“He played for us in Grades 9, 10 and 11. Then, we had to cut him in Grade 12, the year we won the provincial championship.

“I said to him, 'you're 6-foot-4 and 300 lbs., and you don't like to run. You should try football.' I had a really good relationship with him.”

At a younger age, he was one of the finest soccer goalies in the province while playing for the Ottawa Internationals, a team that rarely lost. His passion for soccer remains ... he's a big Man City fan.

“I had no interest in football until Djems Kwame (a former football player at St. Patrick and current Toronto Argonaut) and asked if I wanted to play (OVFL) with the Cumberland Panthers. I later went to a camp in Toronto and won MVP. When you get good at something, you begin to like it.”

He got an offer to Louisville, but left Ottawa to play at a junior college, Eastern Arizona, then got an offer of a scholarship to Georgia State, a program in its infancy.

In college life, there were temptations, but Bilukidi stayed true to his faith ... and his mom.

“It's college. Things go on. But I never put myself in a bad situation,” he says. “Atlanta is such a big city, with a lot to do. There were people doing things that weren't going to benefit me in any way. I made sure I stayed away from that. Two people I did not want to disappoint: My mom and my head coach, Bill Curry.”

Bilukidi is ranked sixth leading into Thursday's CFL draft. Because he was drafted by the Raiders, he will likely slip, maybe into the second round. Regardless, he plans to make good on his NFL opportunity.

“I got drafted. I'm not thinking about another option right now,” says Bilukidi, who has been putting in plenty of time with his personal trainer, Andrew Griffith-Jones. “I'll do anything in my power to make it. I'm going to go there to work hard. When you're a rookie, you don't sleep. You're there to secure a job.

“Almost all the CFL teams talked to me. Everyone except for Montreal.”

Success seems to fuel Bilukidi, not spoil him. He's grounded, just a regular guy you might see at the GoodLife on Walkley Road. Or just kicking back and laughing along with his buddies.

“I'll always be humble. I'm not going to change my ways now ... because of the NFL,” says Bilukidi. “Sometimes when people get into a professional life, it goes to their head. I never was that guy and I don't want to be that guy.”

Because of his stature, he's often asked if he plays football. His answer is no.

“I don't want to be stereotyped,” he says. “I'm just a normal guy. I don't want people to think I'm different.”

St. Amour says she ran into Bilukidi four years ago at Hurdman Station.

“He lifted me up,” she says. “I told him he looked like a tank.
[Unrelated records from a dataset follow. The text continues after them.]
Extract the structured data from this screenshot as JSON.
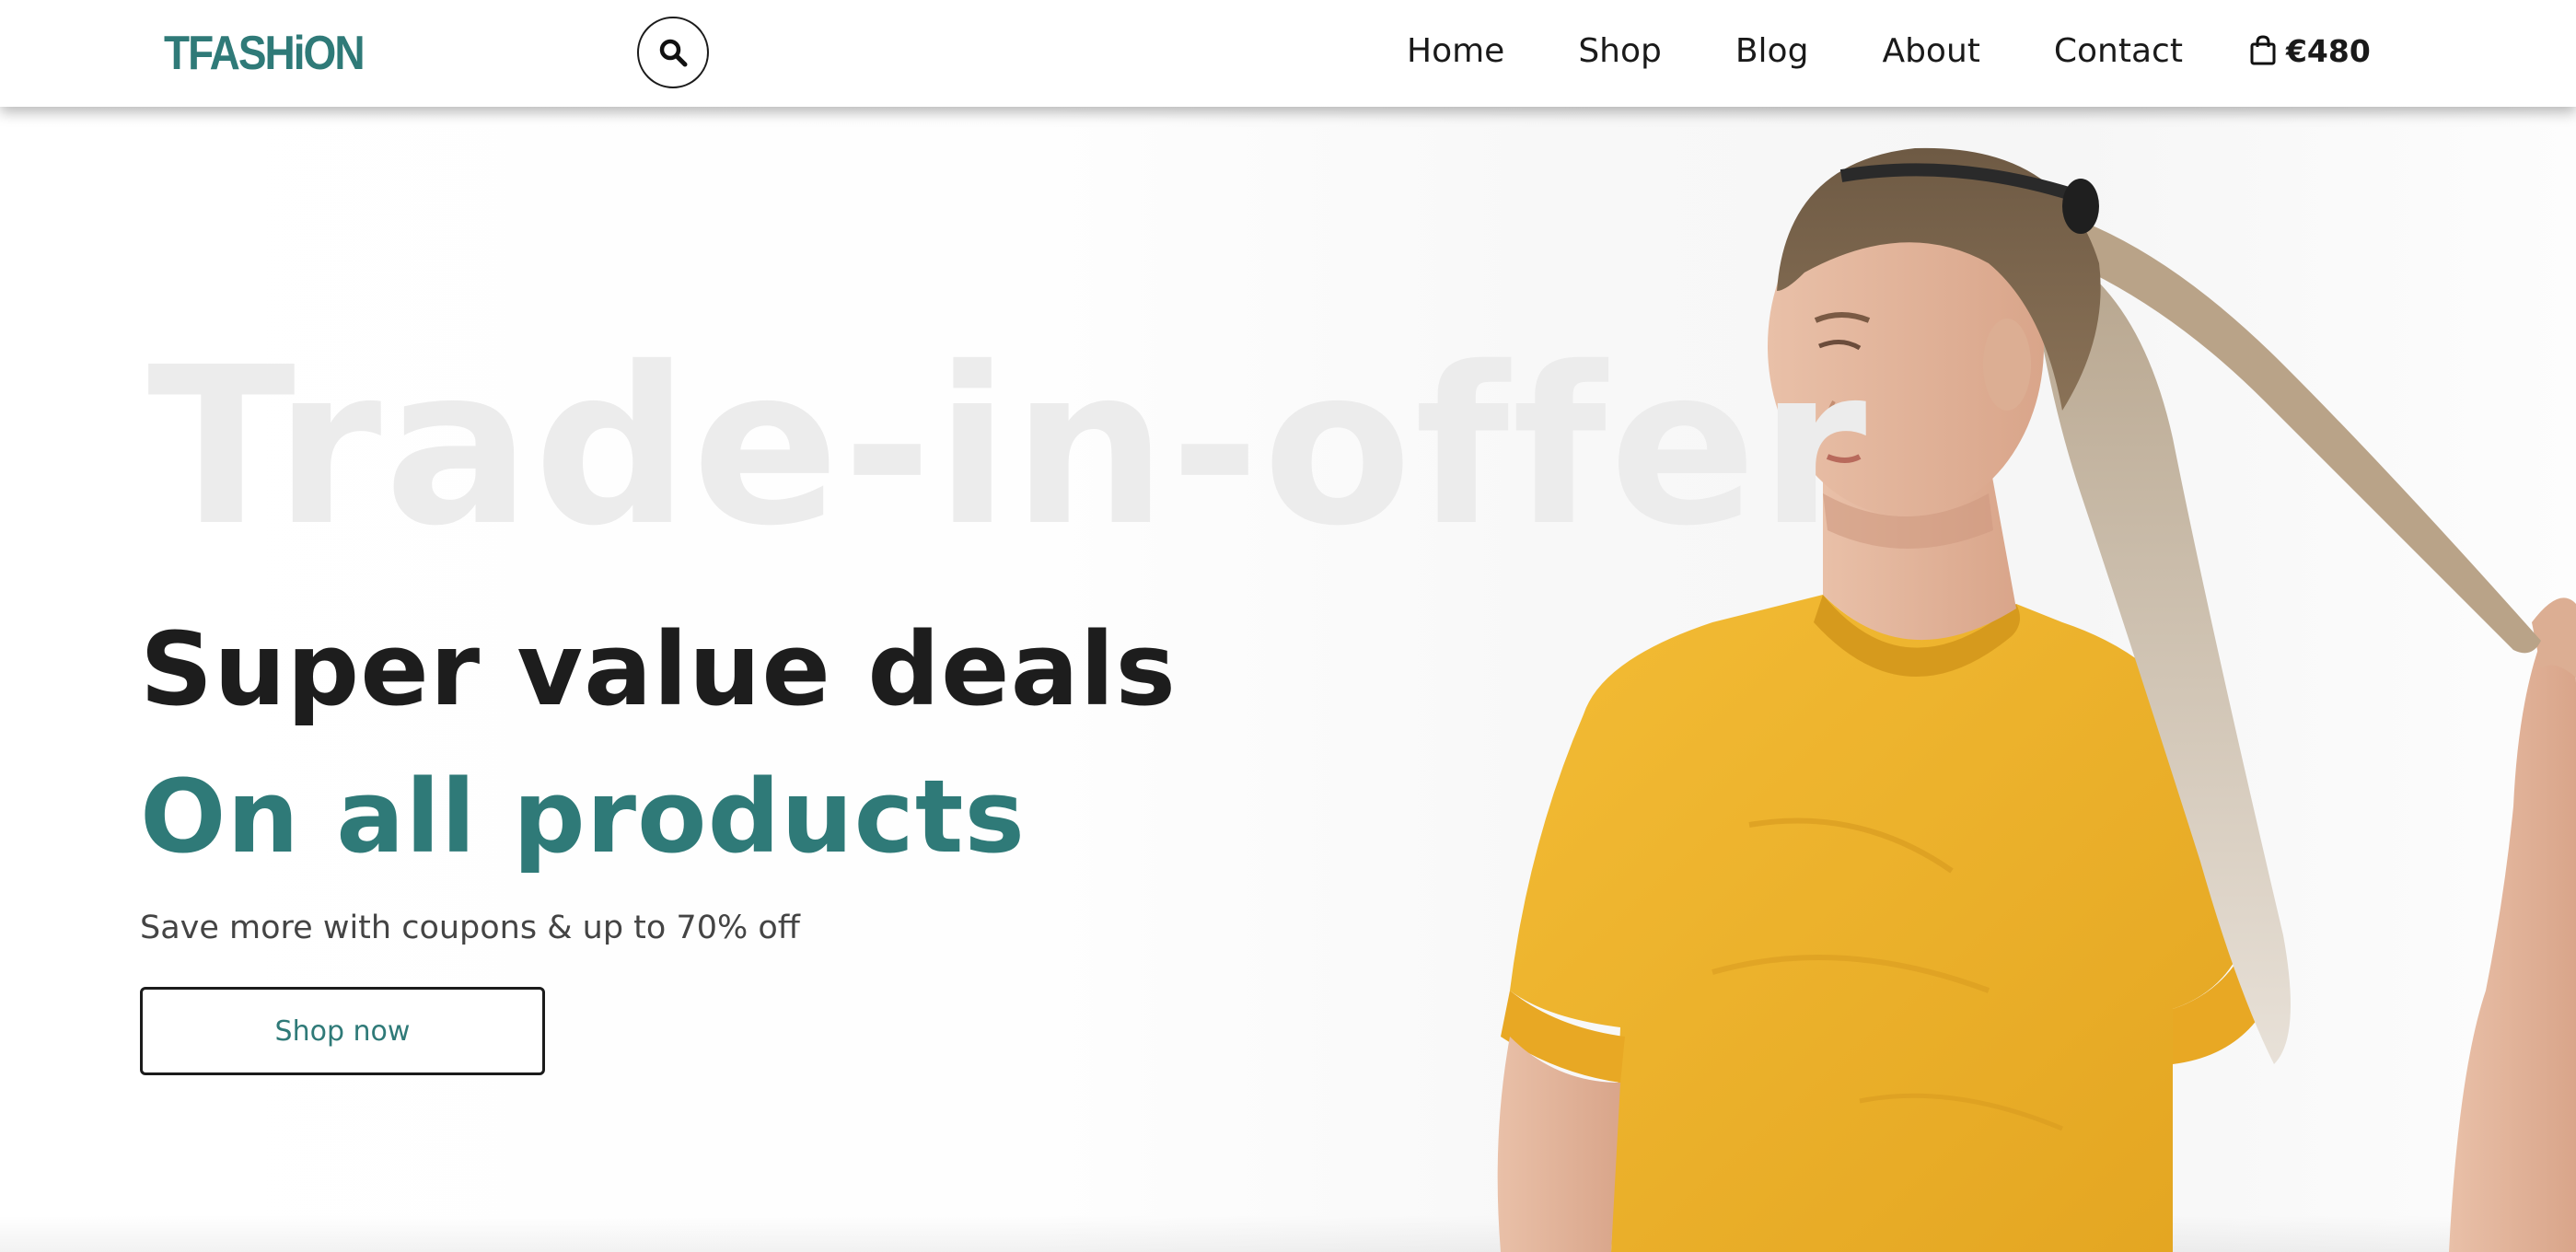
{
  "header": {
    "logo_text": "TFASHiON",
    "nav": [
      {
        "label": "Home"
      },
      {
        "label": "Shop"
      },
      {
        "label": "Blog"
      },
      {
        "label": "About"
      },
      {
        "label": "Contact"
      }
    ],
    "cart_total": "€480",
    "search_icon": "search-icon",
    "cart_icon": "shopping-bag-icon"
  },
  "hero": {
    "watermark": "Trade-in-offer",
    "headline": "Super value deals",
    "subheadline": "On all products",
    "tagline": "Save more with coupons & up to 70% off",
    "cta_label": "Shop now"
  },
  "colors": {
    "brand": "#2f7a78",
    "text_dark": "#1d1d1d",
    "watermark": "#ececec",
    "shirt": "#f2b632"
  }
}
He wasn't that chubby kid anymore.”

If things work out as Bilukidi hopes, if he makes an impact with the Raiders, it'll be tough to disguise who and what he is.

And even when that time comes, the kid who grew up without football, the giant who put friends and family and faith at the top of his priority list, will remember what got him there.

tim.baines@sunmedia.ca


Videos

Photos